**DESCRIPTION OF THE TASK:** Output the data below exactly. Leave nothing out.

**RECORDS TO PROCESS:**

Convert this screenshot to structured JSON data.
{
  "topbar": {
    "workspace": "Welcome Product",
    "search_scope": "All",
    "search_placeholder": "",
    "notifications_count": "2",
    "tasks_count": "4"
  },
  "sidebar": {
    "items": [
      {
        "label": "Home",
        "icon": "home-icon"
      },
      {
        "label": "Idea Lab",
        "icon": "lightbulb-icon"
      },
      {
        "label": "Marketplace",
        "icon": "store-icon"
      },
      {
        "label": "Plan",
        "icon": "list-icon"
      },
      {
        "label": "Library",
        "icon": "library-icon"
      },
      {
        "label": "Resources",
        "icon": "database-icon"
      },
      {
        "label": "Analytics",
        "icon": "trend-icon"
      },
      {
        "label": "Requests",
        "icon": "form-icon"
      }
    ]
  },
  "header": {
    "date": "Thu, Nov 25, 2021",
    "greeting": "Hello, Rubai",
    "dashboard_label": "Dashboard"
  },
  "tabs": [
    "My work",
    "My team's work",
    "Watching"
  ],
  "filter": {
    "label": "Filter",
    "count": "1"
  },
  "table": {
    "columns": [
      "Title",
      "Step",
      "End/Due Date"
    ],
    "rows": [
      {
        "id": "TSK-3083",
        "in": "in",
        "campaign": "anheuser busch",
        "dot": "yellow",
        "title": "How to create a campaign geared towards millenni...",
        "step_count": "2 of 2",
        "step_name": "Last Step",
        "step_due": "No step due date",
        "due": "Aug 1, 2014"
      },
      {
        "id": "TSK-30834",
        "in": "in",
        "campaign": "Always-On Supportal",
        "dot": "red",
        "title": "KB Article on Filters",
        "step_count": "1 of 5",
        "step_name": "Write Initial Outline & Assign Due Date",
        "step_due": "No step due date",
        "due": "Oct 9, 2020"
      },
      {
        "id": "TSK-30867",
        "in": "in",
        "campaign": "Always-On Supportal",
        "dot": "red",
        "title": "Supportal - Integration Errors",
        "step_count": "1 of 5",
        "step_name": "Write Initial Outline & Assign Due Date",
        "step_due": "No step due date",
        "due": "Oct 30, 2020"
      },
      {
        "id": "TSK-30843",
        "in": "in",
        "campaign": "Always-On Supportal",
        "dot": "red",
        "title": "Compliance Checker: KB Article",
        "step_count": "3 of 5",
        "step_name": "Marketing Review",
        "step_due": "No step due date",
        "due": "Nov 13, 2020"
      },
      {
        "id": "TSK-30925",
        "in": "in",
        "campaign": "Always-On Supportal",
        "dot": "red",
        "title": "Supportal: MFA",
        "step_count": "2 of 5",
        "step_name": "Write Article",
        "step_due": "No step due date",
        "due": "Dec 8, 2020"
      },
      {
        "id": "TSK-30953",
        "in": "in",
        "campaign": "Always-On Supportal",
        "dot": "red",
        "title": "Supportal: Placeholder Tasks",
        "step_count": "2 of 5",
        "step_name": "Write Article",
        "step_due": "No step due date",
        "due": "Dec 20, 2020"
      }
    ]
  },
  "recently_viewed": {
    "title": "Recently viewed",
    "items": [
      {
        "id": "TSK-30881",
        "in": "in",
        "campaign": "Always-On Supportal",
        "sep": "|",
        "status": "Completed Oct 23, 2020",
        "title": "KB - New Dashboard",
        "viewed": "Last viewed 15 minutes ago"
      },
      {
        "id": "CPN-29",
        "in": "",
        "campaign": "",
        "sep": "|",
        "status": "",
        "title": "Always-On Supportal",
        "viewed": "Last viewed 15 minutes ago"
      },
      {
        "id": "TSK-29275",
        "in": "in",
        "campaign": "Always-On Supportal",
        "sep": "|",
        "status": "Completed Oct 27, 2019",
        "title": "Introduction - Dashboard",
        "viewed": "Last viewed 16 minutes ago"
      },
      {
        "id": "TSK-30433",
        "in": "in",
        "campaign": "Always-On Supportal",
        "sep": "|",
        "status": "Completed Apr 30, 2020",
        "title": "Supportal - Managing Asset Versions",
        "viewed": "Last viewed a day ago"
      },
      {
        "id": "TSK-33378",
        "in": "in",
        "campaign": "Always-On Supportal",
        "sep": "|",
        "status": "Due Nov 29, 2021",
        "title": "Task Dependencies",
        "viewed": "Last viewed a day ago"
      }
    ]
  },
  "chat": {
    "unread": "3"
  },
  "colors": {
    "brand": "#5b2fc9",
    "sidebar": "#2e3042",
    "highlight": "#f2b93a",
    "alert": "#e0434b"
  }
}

**ANSWER TO THE PROBLEM:**
Convert this screenshot to structured JSON data.
{
  "topbar": {
    "workspace": "Welcome Product",
    "search_scope": "All",
    "search_placeholder": "",
    "notifications_count": "2",
    "tasks_count": "4"
  },
  "sidebar": {
    "items": [
      {
        "label": "Home",
        "icon": "home-icon"
      },
      {
        "label": "Idea Lab",
        "icon": "lightbulb-icon"
      },
      {
        "label": "Marketplace",
        "icon": "store-icon"
      },
      {
        "label": "Plan",
        "icon": "list-icon"
      },
      {
        "label": "Library",
        "icon": "library-icon"
      },
      {
        "label": "Resources",
        "icon": "database-icon"
      },
      {
        "label": "Analytics",
        "icon": "trend-icon"
      },
      {
        "label": "Requests",
        "icon": "form-icon"
      }
    ]
  },
  "header": {
    "date": "Thu, Nov 25, 2021",
    "greeting": "Hello, Rubai",
    "dashboard_label": "Dashboard"
  },
  "tabs": [
    "My work",
    "My team's work",
    "Watching"
  ],
  "filter": {
    "label": "Filter",
    "count": "1"
  },
  "table": {
    "columns": [
      "Title",
      "Step",
      "End/Due Date"
    ],
    "rows": [
      {
        "id": "TSK-3083",
        "in": "in",
        "campaign": "anheuser busch",
        "dot": "yellow",
        "title": "How to create a campaign geared towards millenni...",
        "step_count": "2 of 2",
        "step_name": "Last Step",
        "step_due": "No step due date",
        "due": "Aug 1, 2014"
      },
      {
        "id": "TSK-30834",
        "in": "in",
        "campaign": "Always-On Supportal",
        "dot": "red",
        "title": "KB Article on Filters",
        "step_count": "1 of 5",
        "step_name": "Write Initial Outline & Assign Due Date",
        "step_due": "No step due date",
        "due": "Oct 9, 2020"
      },
      {
        "id": "TSK-30867",
        "in": "in",
        "campaign": "Always-On Supportal",
        "dot": "red",
        "title": "Supportal - Integration Errors",
        "step_count": "1 of 5",
        "step_name": "Write Initial Outline & Assign Due Date",
        "step_due": "No step due date",
        "due": "Oct 30, 2020"
      },
      {
        "id": "TSK-30843",
        "in": "in",
        "campaign": "Always-On Supportal",
        "dot": "red",
        "title": "Compliance Checker: KB Article",
        "step_count": "3 of 5",
        "step_name": "Marketing Review",
        "step_due": "No step due date",
        "due": "Nov 13, 2020"
      },
      {
        "id": "TSK-30925",
        "in": "in",
        "campaign": "Always-On Supportal",
        "dot": "red",
        "title": "Supportal: MFA",
        "step_count": "2 of 5",
        "step_name": "Write Article",
        "step_due": "No step due date",
        "due": "Dec 8, 2020"
      },
      {
        "id": "TSK-30953",
        "in": "in",
        "campaign": "Always-On Supportal",
        "dot": "red",
        "title": "Supportal: Placeholder Tasks",
        "step_count": "2 of 5",
        "step_name": "Write Article",
        "step_due": "No step due date",
        "due": "Dec 20, 2020"
      }
    ]
  },
  "recently_viewed": {
    "title": "Recently viewed",
    "items": [
      {
        "id": "TSK-30881",
        "in": "in",
        "campaign": "Always-On Supportal",
        "sep": "|",
        "status": "Completed Oct 23, 2020",
        "title": "KB - New Dashboard",
        "viewed": "Last viewed 15 minutes ago"
      },
      {
        "id": "CPN-29",
        "in": "",
        "campaign": "",
        "sep": "|",
        "status": "",
        "title": "Always-On Supportal",
        "viewed": "Last viewed 15 minutes ago"
      },
      {
        "id": "TSK-29275",
        "in": "in",
        "campaign": "Always-On Supportal",
        "sep": "|",
        "status": "Completed Oct 27, 2019",
        "title": "Introduction - Dashboard",
        "viewed": "Last viewed 16 minutes ago"
      },
      {
        "id": "TSK-30433",
        "in": "in",
        "campaign": "Always-On Supportal",
        "sep": "|",
        "status": "Completed Apr 30, 2020",
        "title": "Supportal - Managing Asset Versions",
        "viewed": "Last viewed a day ago"
      },
      {
        "id": "TSK-33378",
        "in": "in",
        "campaign": "Always-On Supportal",
        "sep": "|",
        "status": "Due Nov 29, 2021",
        "title": "Task Dependencies",
        "viewed": "Last viewed a day ago"
      }
    ]
  },
  "chat": {
    "unread": "3"
  },
  "colors": {
    "brand": "#5b2fc9",
    "sidebar": "#2e3042",
    "highlight": "#f2b93a",
    "alert": "#e0434b"
  }
}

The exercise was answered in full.